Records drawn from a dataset
___
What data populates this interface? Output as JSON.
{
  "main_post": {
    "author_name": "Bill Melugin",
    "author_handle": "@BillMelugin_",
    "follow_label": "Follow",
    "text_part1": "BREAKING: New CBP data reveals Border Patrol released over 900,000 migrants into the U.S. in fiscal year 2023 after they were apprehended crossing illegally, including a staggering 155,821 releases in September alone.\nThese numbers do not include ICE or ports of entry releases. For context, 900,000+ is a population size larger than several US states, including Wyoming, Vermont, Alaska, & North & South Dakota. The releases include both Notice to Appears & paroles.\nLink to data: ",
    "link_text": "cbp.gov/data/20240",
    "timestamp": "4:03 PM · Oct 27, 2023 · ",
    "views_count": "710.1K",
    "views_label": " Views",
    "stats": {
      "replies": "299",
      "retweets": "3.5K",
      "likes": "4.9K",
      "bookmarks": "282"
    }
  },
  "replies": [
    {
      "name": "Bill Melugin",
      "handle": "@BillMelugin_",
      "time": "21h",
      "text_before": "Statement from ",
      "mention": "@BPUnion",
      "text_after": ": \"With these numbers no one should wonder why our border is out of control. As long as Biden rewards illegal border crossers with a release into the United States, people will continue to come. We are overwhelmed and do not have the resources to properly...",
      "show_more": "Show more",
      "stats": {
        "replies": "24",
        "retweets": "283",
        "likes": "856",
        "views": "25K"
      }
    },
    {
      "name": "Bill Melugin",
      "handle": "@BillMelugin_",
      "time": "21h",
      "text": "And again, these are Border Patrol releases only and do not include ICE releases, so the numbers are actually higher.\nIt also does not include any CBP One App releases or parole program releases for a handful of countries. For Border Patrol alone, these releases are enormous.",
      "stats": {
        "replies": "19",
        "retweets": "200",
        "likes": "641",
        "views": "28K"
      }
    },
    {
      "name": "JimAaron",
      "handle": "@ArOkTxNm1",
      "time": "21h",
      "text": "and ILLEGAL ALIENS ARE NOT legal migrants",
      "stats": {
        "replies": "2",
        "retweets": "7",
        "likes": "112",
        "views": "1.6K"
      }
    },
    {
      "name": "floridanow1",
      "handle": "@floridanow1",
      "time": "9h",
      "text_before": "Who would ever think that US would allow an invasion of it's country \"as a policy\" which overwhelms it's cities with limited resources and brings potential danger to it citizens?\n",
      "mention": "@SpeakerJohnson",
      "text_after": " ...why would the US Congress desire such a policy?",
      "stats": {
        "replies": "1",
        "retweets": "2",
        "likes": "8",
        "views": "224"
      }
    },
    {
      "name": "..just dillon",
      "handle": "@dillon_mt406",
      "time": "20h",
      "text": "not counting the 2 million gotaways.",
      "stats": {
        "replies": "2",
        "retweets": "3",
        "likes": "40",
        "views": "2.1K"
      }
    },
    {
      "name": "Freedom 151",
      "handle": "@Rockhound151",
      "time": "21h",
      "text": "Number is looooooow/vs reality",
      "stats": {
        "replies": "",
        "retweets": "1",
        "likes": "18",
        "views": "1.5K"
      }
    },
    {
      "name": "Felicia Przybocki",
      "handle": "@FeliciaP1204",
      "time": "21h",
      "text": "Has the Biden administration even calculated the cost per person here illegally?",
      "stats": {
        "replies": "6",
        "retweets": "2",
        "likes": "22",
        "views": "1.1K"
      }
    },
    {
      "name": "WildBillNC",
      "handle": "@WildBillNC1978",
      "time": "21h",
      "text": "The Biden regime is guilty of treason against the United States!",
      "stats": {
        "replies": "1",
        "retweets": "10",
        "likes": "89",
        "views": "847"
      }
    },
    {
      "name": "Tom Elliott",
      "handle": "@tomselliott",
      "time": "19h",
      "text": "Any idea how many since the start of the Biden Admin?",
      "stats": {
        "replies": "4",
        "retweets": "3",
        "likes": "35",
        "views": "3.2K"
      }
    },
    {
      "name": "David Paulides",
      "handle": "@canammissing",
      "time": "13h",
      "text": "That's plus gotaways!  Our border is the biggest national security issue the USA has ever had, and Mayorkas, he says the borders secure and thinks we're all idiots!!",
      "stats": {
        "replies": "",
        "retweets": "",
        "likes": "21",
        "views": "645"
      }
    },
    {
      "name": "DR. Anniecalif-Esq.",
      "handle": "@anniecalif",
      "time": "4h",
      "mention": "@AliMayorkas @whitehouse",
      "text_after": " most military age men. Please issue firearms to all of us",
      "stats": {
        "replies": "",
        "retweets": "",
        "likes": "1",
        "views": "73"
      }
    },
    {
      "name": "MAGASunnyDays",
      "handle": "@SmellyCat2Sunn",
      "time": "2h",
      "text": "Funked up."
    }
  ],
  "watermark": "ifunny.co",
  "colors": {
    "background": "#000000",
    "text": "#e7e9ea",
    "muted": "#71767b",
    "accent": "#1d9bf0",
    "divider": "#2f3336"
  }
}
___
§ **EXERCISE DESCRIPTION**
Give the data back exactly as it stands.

§ **TASK RESULT**
What data populates this interface? Output as JSON.
{
  "main_post": {
    "author_name": "Bill Melugin",
    "author_handle": "@BillMelugin_",
    "follow_label": "Follow",
    "text_part1": "BREAKING: New CBP data reveals Border Patrol released over 900,000 migrants into the U.S. in fiscal year 2023 after they were apprehended crossing illegally, including a staggering 155,821 releases in September alone.\nThese numbers do not include ICE or ports of entry releases. For context, 900,000+ is a population size larger than several US states, including Wyoming, Vermont, Alaska, & North & South Dakota. The releases include both Notice to Appears & paroles.\nLink to data: ",
    "link_text": "cbp.gov/data/20240",
    "timestamp": "4:03 PM · Oct 27, 2023 · ",
    "views_count": "710.1K",
    "views_label": " Views",
    "stats": {
      "replies": "299",
      "retweets": "3.5K",
      "likes": "4.9K",
      "bookmarks": "282"
    }
  },
  "replies": [
    {
      "name": "Bill Melugin",
      "handle": "@BillMelugin_",
      "time": "21h",
      "text_before": "Statement from ",
      "mention": "@BPUnion",
      "text_after": ": \"With these numbers no one should wonder why our border is out of control. As long as Biden rewards illegal border crossers with a release into the United States, people will continue to come. We are overwhelmed and do not have the resources to properly...",
      "show_more": "Show more",
      "stats": {
        "replies": "24",
        "retweets": "283",
        "likes": "856",
        "views": "25K"
      }
    },
    {
      "name": "Bill Melugin",
      "handle": "@BillMelugin_",
      "time": "21h",
      "text": "And again, these are Border Patrol releases only and do not include ICE releases, so the numbers are actually higher.\nIt also does not include any CBP One App releases or parole program releases for a handful of countries. For Border Patrol alone, these releases are enormous.",
      "stats": {
        "replies": "19",
        "retweets": "200",
        "likes": "641",
        "views": "28K"
      }
    },
    {
      "name": "JimAaron",
      "handle": "@ArOkTxNm1",
      "time": "21h",
      "text": "and ILLEGAL ALIENS ARE NOT legal migrants",
      "stats": {
        "replies": "2",
        "retweets": "7",
        "likes": "112",
        "views": "1.6K"
      }
    },
    {
      "name": "floridanow1",
      "handle": "@floridanow1",
      "time": "9h",
      "text_before": "Who would ever think that US would allow an invasion of it's country \"as a policy\" which overwhelms it's cities with limited resources and brings potential danger to it citizens?\n",
      "mention": "@SpeakerJohnson",
      "text_after": " ...why would the US Congress desire such a policy?",
      "stats": {
        "replies": "1",
        "retweets": "2",
        "likes": "8",
        "views": "224"
      }
    },
    {
      "name": "..just dillon",
      "handle": "@dillon_mt406",
      "time": "20h",
      "text": "not counting the 2 million gotaways.",
      "stats": {
        "replies": "2",
        "retweets": "3",
        "likes": "40",
        "views": "2.1K"
      }
    },
    {
      "name": "Freedom 151",
      "handle": "@Rockhound151",
      "time": "21h",
      "text": "Number is looooooow/vs reality",
      "stats": {
        "replies": "",
        "retweets": "1",
        "likes": "18",
        "views": "1.5K"
      }
    },
    {
      "name": "Felicia Przybocki",
      "handle": "@FeliciaP1204",
      "time": "21h",
      "text": "Has the Biden administration even calculated the cost per person here illegally?",
      "stats": {
        "replies": "6",
        "retweets": "2",
        "likes": "22",
        "views": "1.1K"
      }
    },
    {
      "name": "WildBillNC",
      "handle": "@WildBillNC1978",
      "time": "21h",
      "text": "The Biden regime is guilty of treason against the United States!",
      "stats": {
        "replies": "1",
        "retweets": "10",
        "likes": "89",
        "views": "847"
      }
    },
    {
      "name": "Tom Elliott",
      "handle": "@tomselliott",
      "time": "19h",
      "text": "Any idea how many since the start of the Biden Admin?",
      "stats": {
        "replies": "4",
        "retweets": "3",
        "likes": "35",
        "views": "3.2K"
      }
    },
    {
      "name": "David Paulides",
      "handle": "@canammissing",
      "time": "13h",
      "text": "That's plus gotaways!  Our border is the biggest national security issue the USA has ever had, and Mayorkas, he says the borders secure and thinks we're all idiots!!",
      "stats": {
        "replies": "",
        "retweets": "",
        "likes": "21",
        "views": "645"
      }
    },
    {
      "name": "DR. Anniecalif-Esq.",
      "handle": "@anniecalif",
      "time": "4h",
      "mention": "@AliMayorkas @whitehouse",
      "text_after": " most military age men. Please issue firearms to all of us",
      "stats": {
        "replies": "",
        "retweets": "",
        "likes": "1",
        "views": "73"
      }
    },
    {
      "name": "MAGASunnyDays",
      "handle": "@SmellyCat2Sunn",
      "time": "2h",
      "text": "Funked up."
    }
  ],
  "watermark": "ifunny.co",
  "colors": {
    "background": "#000000",
    "text": "#e7e9ea",
    "muted": "#71767b",
    "accent": "#1d9bf0",
    "divider": "#2f3336"
  }
}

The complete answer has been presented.